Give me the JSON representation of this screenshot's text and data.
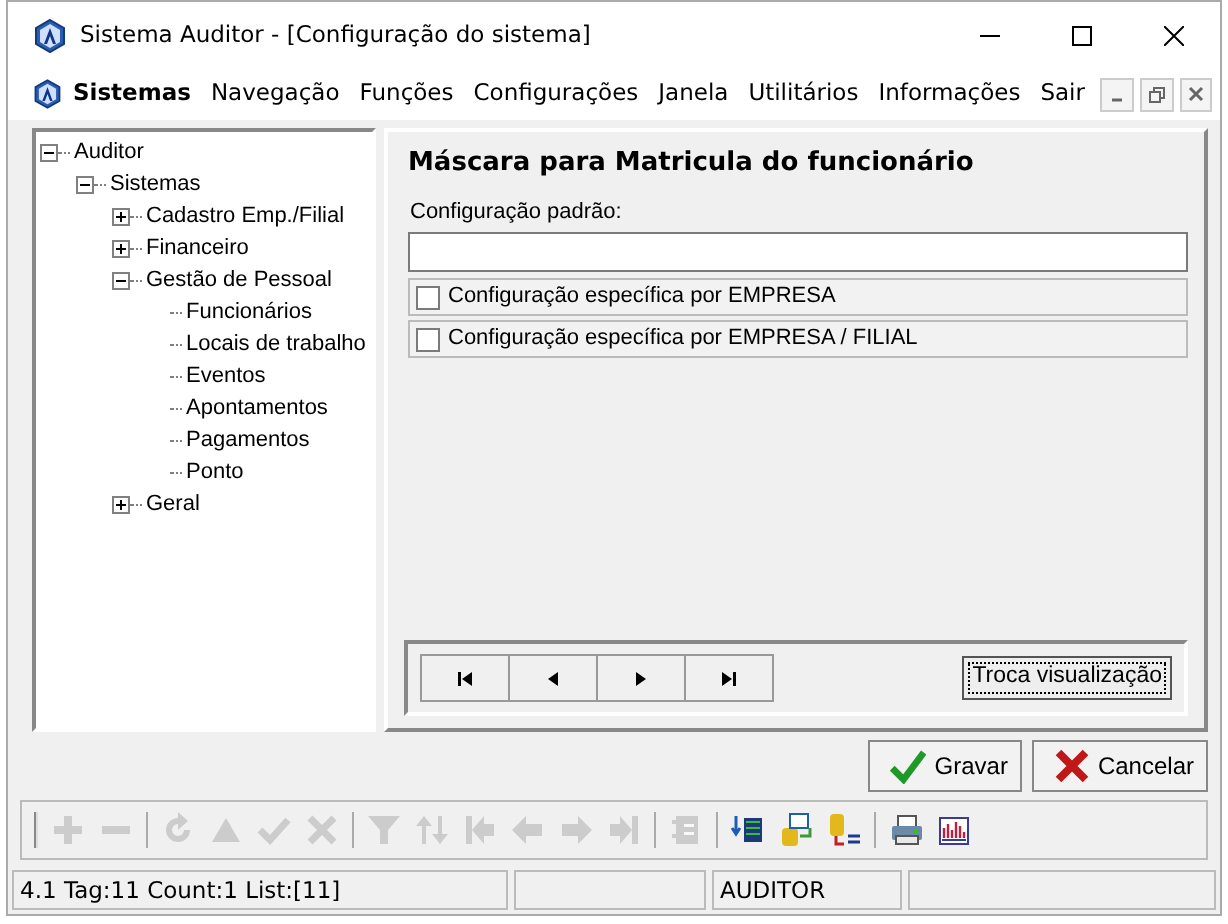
{
  "window": {
    "title": "Sistema Auditor - [Configuração do sistema]"
  },
  "menu": [
    {
      "label": "Sistemas",
      "bold": true
    },
    {
      "label": "Navegação",
      "bold": false
    },
    {
      "label": "Funções",
      "bold": false
    },
    {
      "label": "Configurações",
      "bold": false
    },
    {
      "label": "Janela",
      "bold": false
    },
    {
      "label": "Utilitários",
      "bold": false
    },
    {
      "label": "Informações",
      "bold": false
    },
    {
      "label": "Sair",
      "bold": false
    }
  ],
  "tree": [
    {
      "label": "Auditor",
      "expanded": true,
      "children": [
        {
          "label": "Sistemas",
          "expanded": true,
          "children": [
            {
              "label": "Cadastro Emp./Filial",
              "expanded": false
            },
            {
              "label": "Financeiro",
              "expanded": false
            },
            {
              "label": "Gestão de Pessoal",
              "expanded": true,
              "children": [
                {
                  "label": "Funcionários"
                },
                {
                  "label": "Locais de trabalho"
                },
                {
                  "label": "Eventos"
                },
                {
                  "label": "Apontamentos"
                },
                {
                  "label": "Pagamentos"
                },
                {
                  "label": "Ponto"
                }
              ]
            },
            {
              "label": "Geral",
              "expanded": false
            }
          ]
        }
      ]
    }
  ],
  "panel": {
    "title": "Máscara para Matricula do funcionário",
    "field_label": "Configuração padrão:",
    "options": [
      {
        "label": "Configuração específica por EMPRESA",
        "checked": false
      },
      {
        "label": "Configuração específica por EMPRESA / FILIAL",
        "checked": false
      }
    ],
    "view_button": "Troca visualização"
  },
  "buttons": [
    {
      "kind": "save",
      "label": "Gravar"
    },
    {
      "kind": "cancel",
      "label": "Cancelar"
    }
  ],
  "toolbar": [
    [
      {
        "disabled": true
      },
      {
        "disabled": true
      }
    ],
    [
      {
        "disabled": true
      },
      {
        "disabled": true
      },
      {
        "disabled": true
      },
      {
        "disabled": true
      }
    ],
    [
      {
        "disabled": true
      },
      {
        "disabled": true
      },
      {
        "disabled": true
      },
      {
        "disabled": true
      },
      {
        "disabled": true
      },
      {
        "disabled": true
      }
    ],
    [
      {
        "disabled": true
      }
    ],
    [
      {
        "disabled": false
      },
      {
        "disabled": false
      },
      {
        "disabled": false
      }
    ],
    [
      {
        "disabled": false
      },
      {
        "disabled": false
      }
    ]
  ],
  "status_bar": [
    "4.1 Tag:11 Count:1 List:[11]",
    "AUDITOR"
  ]
}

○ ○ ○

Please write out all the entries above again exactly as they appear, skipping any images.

## Solution to this task
Give me the JSON representation of this screenshot's text and data.
{
  "window": {
    "title": "Sistema Auditor - [Configuração do sistema]"
  },
  "menu": [
    {
      "label": "Sistemas",
      "bold": true
    },
    {
      "label": "Navegação",
      "bold": false
    },
    {
      "label": "Funções",
      "bold": false
    },
    {
      "label": "Configurações",
      "bold": false
    },
    {
      "label": "Janela",
      "bold": false
    },
    {
      "label": "Utilitários",
      "bold": false
    },
    {
      "label": "Informações",
      "bold": false
    },
    {
      "label": "Sair",
      "bold": false
    }
  ],
  "tree": [
    {
      "label": "Auditor",
      "expanded": true,
      "children": [
        {
          "label": "Sistemas",
          "expanded": true,
          "children": [
            {
              "label": "Cadastro Emp./Filial",
              "expanded": false
            },
            {
              "label": "Financeiro",
              "expanded": false
            },
            {
              "label": "Gestão de Pessoal",
              "expanded": true,
              "children": [
                {
                  "label": "Funcionários"
                },
                {
                  "label": "Locais de trabalho"
                },
                {
                  "label": "Eventos"
                },
                {
                  "label": "Apontamentos"
                },
                {
                  "label": "Pagamentos"
                },
                {
                  "label": "Ponto"
                }
              ]
            },
            {
              "label": "Geral",
              "expanded": false
            }
          ]
        }
      ]
    }
  ],
  "panel": {
    "title": "Máscara para Matricula do funcionário",
    "field_label": "Configuração padrão:",
    "options": [
      {
        "label": "Configuração específica por EMPRESA",
        "checked": false
      },
      {
        "label": "Configuração específica por EMPRESA / FILIAL",
        "checked": false
      }
    ],
    "view_button": "Troca visualização"
  },
  "buttons": [
    {
      "kind": "save",
      "label": "Gravar"
    },
    {
      "kind": "cancel",
      "label": "Cancelar"
    }
  ],
  "toolbar": [
    [
      {
        "disabled": true
      },
      {
        "disabled": true
      }
    ],
    [
      {
        "disabled": true
      },
      {
        "disabled": true
      },
      {
        "disabled": true
      },
      {
        "disabled": true
      }
    ],
    [
      {
        "disabled": true
      },
      {
        "disabled": true
      },
      {
        "disabled": true
      },
      {
        "disabled": true
      },
      {
        "disabled": true
      },
      {
        "disabled": true
      }
    ],
    [
      {
        "disabled": true
      }
    ],
    [
      {
        "disabled": false
      },
      {
        "disabled": false
      },
      {
        "disabled": false
      }
    ],
    [
      {
        "disabled": false
      },
      {
        "disabled": false
      }
    ]
  ],
  "status_bar": [
    "4.1 Tag:11 Count:1 List:[11]",
    "AUDITOR"
  ]
}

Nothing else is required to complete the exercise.